Work to be completed:
Among the entries below, how many lines contain the string "load"? Reply with that number alone.

Supplied records:

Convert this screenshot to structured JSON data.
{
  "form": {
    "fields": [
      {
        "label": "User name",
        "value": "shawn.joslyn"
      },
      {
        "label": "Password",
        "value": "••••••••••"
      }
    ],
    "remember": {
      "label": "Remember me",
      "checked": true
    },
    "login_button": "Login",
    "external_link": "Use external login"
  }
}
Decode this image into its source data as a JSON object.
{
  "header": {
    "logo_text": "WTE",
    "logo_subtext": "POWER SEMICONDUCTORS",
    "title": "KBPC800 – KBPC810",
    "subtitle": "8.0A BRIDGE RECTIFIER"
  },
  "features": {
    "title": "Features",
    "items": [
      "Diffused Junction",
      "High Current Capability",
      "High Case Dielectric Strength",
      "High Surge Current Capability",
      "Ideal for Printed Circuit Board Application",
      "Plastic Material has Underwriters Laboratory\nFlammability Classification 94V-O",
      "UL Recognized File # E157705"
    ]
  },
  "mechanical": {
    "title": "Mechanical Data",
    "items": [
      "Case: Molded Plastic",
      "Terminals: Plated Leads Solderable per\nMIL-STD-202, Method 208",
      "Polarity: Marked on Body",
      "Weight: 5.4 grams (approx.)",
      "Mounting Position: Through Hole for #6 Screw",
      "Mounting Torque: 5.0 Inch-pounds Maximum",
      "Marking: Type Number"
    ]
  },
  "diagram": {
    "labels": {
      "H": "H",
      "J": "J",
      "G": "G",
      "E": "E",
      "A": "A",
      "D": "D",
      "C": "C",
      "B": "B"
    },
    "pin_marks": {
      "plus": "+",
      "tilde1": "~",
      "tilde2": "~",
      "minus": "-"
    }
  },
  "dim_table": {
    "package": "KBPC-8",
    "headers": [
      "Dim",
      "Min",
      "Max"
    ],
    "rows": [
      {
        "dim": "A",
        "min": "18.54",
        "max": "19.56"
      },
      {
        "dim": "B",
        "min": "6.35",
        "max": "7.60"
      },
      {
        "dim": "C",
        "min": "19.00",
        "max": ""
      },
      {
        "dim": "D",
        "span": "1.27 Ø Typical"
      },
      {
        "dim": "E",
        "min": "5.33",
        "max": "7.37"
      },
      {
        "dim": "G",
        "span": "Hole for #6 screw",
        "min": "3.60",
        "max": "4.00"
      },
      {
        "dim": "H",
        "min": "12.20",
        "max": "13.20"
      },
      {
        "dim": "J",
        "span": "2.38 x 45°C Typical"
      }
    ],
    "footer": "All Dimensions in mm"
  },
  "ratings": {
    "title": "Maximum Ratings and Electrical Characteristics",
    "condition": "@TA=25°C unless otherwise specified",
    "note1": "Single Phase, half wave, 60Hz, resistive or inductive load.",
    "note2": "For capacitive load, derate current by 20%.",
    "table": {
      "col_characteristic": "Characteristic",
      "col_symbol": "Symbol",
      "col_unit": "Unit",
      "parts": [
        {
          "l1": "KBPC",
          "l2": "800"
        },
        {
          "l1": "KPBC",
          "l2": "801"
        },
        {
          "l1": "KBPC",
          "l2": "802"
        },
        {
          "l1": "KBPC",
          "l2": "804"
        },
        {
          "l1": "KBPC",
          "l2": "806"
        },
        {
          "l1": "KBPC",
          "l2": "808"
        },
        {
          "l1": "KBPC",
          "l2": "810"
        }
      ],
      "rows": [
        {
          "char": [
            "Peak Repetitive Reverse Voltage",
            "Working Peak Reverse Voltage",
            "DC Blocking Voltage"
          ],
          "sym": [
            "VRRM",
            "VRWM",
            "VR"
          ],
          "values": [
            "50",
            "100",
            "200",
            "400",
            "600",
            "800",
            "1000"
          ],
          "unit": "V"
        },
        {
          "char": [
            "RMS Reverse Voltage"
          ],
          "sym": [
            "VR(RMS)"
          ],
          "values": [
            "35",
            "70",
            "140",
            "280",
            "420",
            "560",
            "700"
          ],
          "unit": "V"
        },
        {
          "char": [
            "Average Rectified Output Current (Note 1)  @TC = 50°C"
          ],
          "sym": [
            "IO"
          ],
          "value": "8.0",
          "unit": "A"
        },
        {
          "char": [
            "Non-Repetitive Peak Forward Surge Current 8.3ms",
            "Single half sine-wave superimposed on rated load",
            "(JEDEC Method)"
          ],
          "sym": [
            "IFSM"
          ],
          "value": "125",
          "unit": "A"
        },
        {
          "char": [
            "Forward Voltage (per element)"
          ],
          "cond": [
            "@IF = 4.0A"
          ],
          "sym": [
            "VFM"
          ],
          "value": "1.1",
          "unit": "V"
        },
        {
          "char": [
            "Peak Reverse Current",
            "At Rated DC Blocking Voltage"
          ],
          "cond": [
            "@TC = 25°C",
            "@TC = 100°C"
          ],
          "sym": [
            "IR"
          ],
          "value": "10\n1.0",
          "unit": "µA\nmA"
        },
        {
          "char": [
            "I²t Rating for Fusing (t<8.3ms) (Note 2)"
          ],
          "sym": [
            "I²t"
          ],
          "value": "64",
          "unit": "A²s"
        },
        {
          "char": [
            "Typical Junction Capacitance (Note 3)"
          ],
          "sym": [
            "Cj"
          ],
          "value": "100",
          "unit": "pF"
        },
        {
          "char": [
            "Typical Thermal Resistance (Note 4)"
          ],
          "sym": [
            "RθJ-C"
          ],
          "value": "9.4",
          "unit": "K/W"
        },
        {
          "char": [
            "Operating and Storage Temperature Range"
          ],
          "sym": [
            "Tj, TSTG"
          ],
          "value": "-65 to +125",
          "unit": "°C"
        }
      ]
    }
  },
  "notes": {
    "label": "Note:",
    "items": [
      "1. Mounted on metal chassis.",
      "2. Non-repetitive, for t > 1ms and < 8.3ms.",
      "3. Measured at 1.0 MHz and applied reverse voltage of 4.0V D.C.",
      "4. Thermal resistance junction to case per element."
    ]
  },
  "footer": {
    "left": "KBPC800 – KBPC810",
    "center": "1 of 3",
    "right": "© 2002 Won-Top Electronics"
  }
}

Completed task:
3